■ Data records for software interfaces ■
<<<<

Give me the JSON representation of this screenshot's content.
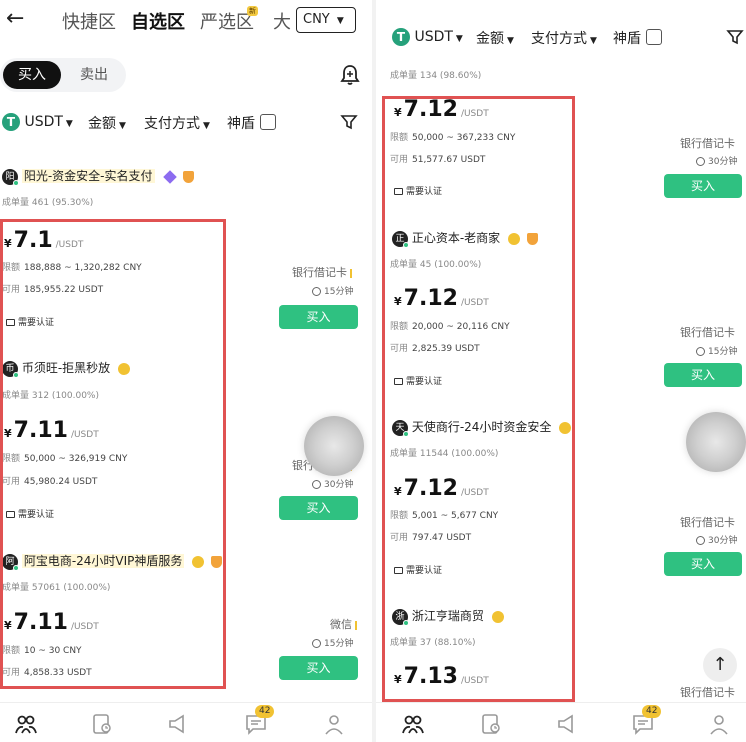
{
  "left_panel": {
    "back_label": "←",
    "nav_tabs": [
      "快捷区",
      "自选区",
      "严选区",
      "大"
    ],
    "new_badge": "新",
    "currency_select": "CNY",
    "buy_tab": "买入",
    "sell_tab": "卖出",
    "filters": {
      "coin": "USDT",
      "amount": "金额",
      "payment": "支付方式",
      "shield": "神盾",
      "coin_logo": "T"
    },
    "top_merchant": {
      "name": "阳光-资金安全-实名支付",
      "avatar": "阳",
      "stat_label": "成单量",
      "stat_value": "461 (95.30%)"
    },
    "offers": [
      {
        "price_symbol": "¥",
        "price": "7.1",
        "unit": "/USDT",
        "limit_label": "限额",
        "limit": "188,888 ~ 1,320,282 CNY",
        "avail_label": "可用",
        "avail": "185,955.22 USDT",
        "verify": "需要认证",
        "payment": "银行借记卡",
        "time": "15分钟",
        "button": "买入"
      },
      {
        "merchant": "币须旺-拒黑秒放",
        "avatar": "币",
        "stat_label": "成单量",
        "stat_value": "312 (100.00%)",
        "price_symbol": "¥",
        "price": "7.11",
        "unit": "/USDT",
        "limit_label": "限额",
        "limit": "50,000 ~ 326,919 CNY",
        "avail_label": "可用",
        "avail": "45,980.24 USDT",
        "verify": "需要认证",
        "payment": "银行借记卡",
        "time": "30分钟",
        "button": "买入"
      },
      {
        "merchant": "阿宝电商-24小时VIP神盾服务",
        "avatar": "阿",
        "stat_label": "成单量",
        "stat_value": "57061 (100.00%)",
        "price_symbol": "¥",
        "price": "7.11",
        "unit": "/USDT",
        "limit_label": "限额",
        "limit": "10 ~ 30 CNY",
        "avail_label": "可用",
        "avail": "4,858.33 USDT",
        "payment": "微信",
        "time": "15分钟",
        "button": "买入"
      }
    ],
    "bottom_nav": {
      "message_count": "42"
    }
  },
  "right_panel": {
    "filters": {
      "coin": "USDT",
      "amount": "金额",
      "payment": "支付方式",
      "shield": "神盾",
      "coin_logo": "T"
    },
    "top_stat": {
      "label": "成单量",
      "value": "134 (98.60%)"
    },
    "offers": [
      {
        "price_symbol": "¥",
        "price": "7.12",
        "unit": "/USDT",
        "limit_label": "限额",
        "limit": "50,000 ~ 367,233 CNY",
        "avail_label": "可用",
        "avail": "51,577.67 USDT",
        "verify": "需要认证",
        "payment": "银行借记卡",
        "time": "30分钟",
        "button": "买入"
      },
      {
        "merchant": "正心资本-老商家",
        "avatar": "正",
        "stat_label": "成单量",
        "stat_value": "45 (100.00%)",
        "price_symbol": "¥",
        "price": "7.12",
        "unit": "/USDT",
        "limit_label": "限额",
        "limit": "20,000 ~ 20,116 CNY",
        "avail_label": "可用",
        "avail": "2,825.39 USDT",
        "verify": "需要认证",
        "payment": "银行借记卡",
        "time": "15分钟",
        "button": "买入"
      },
      {
        "merchant": "天使商行-24小时资金安全",
        "avatar": "天",
        "stat_label": "成单量",
        "stat_value": "11544 (100.00%)",
        "price_symbol": "¥",
        "price": "7.12",
        "unit": "/USDT",
        "limit_label": "限额",
        "limit": "5,001 ~ 5,677 CNY",
        "avail_label": "可用",
        "avail": "797.47 USDT",
        "verify": "需要认证",
        "payment": "银行借记卡",
        "time": "30分钟",
        "button": "买入"
      },
      {
        "merchant": "浙江亨瑞商贸",
        "avatar": "浙",
        "stat_label": "成单量",
        "stat_value": "37 (88.10%)",
        "price_symbol": "¥",
        "price": "7.13",
        "unit": "/USDT",
        "payment": "银行借记卡"
      }
    ],
    "scroll_top_label": "↑",
    "bottom_nav": {
      "message_count": "42"
    }
  },
  "colors": {
    "accent_green": "#2fc181",
    "highlight_red": "#e05252",
    "badge_gold": "#f1c232",
    "usdt_green": "#26a17b"
  }
}
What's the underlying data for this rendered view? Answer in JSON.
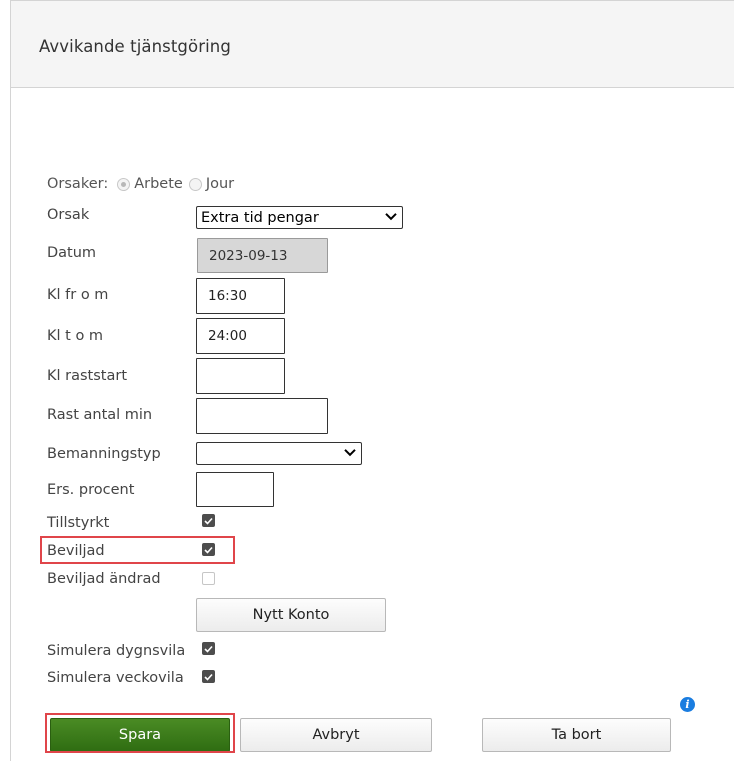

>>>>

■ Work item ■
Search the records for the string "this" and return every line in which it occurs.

■ Task output ■
Give me the JSON representation of this screenshot's content.
What's the underlying data for this rendered view? Answer in JSON.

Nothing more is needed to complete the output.